In Haiti between epidemiological week (EW) 1 and EW 36 of 2018, 3,111 suspected cases were reported (Figure 1), including 37 deaths. The incidence rate for 2018 (until EW 36) is 25.5 cases per 100,000 population, which is the lowest recorded incidence since the beginning of the outbreak. Following the increase in cases that were reported in EW 19, a decrease has been observed, with a weekly average of 35 suspected cases reported over the last 8 weeks (EW 29 to EW 36). The cumulative case-fatality rate (CFR) has remained around 1% since 2011.
In the Dominican Republic, between EW 1 and EW 38 of 2018, 113 suspected cases of cholera were reported, representing an incidence rate of 1.52 cases per 100,000 population; this incidence rate is greater than the incidence rate reported for the same period in 2017 (1.43 cases per 100,000 population). Of the cases reported this year, 77% (n= 87) correspond to an outbreak that affected the province of Independencia between July and August 2018. In 2018, one death has been reported related to the outbreak in the province of Independencia.

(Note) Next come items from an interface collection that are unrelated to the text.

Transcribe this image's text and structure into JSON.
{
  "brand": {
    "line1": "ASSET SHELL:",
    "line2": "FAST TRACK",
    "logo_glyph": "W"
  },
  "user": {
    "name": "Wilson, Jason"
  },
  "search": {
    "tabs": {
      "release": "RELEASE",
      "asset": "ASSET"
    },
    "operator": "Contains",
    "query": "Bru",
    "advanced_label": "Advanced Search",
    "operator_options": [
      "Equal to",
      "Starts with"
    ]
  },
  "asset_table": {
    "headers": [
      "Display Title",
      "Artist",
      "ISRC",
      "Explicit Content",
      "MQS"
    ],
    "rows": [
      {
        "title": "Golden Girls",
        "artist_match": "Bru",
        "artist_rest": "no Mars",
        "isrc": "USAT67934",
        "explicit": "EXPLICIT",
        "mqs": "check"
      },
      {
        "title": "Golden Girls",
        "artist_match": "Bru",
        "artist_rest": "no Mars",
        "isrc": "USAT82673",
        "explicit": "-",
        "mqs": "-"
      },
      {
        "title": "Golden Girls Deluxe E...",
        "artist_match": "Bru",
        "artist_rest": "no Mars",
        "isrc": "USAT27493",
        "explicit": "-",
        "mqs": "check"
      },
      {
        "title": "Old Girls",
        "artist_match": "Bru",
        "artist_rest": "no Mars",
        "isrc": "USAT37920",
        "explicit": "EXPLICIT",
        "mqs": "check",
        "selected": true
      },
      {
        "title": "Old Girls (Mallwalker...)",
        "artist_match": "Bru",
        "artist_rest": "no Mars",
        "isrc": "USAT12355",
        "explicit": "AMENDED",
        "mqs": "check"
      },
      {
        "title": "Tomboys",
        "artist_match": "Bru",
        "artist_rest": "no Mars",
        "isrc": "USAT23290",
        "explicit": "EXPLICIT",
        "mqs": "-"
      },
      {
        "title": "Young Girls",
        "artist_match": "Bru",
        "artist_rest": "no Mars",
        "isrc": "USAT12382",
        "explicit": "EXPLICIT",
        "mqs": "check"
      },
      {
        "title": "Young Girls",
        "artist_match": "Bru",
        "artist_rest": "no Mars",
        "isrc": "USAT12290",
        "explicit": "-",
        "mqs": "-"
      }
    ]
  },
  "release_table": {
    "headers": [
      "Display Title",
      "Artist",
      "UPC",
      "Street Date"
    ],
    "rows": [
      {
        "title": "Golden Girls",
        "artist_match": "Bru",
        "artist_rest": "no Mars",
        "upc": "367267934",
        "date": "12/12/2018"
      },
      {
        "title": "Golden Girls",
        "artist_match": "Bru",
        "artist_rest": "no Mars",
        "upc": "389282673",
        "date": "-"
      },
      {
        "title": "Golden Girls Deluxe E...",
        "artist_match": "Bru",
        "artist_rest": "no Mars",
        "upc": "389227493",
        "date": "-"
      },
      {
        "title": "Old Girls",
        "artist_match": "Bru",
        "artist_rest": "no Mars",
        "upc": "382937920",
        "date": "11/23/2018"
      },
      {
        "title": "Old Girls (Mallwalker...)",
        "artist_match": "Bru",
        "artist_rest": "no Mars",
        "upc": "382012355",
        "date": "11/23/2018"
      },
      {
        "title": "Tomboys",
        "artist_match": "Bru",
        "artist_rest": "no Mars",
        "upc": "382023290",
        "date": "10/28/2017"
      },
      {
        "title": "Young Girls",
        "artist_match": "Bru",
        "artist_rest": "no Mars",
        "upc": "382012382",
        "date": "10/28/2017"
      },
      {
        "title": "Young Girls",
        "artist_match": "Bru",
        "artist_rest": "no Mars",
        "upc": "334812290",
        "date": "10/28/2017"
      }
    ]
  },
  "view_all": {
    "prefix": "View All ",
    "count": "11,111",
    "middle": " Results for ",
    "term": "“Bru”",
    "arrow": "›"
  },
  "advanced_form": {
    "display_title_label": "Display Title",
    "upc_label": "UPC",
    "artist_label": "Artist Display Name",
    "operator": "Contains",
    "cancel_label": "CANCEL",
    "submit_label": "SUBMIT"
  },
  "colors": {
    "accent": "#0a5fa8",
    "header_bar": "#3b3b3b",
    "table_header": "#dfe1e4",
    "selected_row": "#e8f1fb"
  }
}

In June 2018, Mexico reported one case of cholera (Vibrio cholerae O1 toxigenic) in a 43-year-old female patient who acquired the infection in Sinaloa. Molecular characterization showed that the isolated strain for this case is related to the V. cholerae O1 serotype Inaba strain that circulated in Hidalgo State during 2014 with one isolated case, and that it is not epidemiologically related to the V. cholerae O1 Ogawa strain that circulated during the 2013 outbreak in Hidalgo. No additional cases were reported.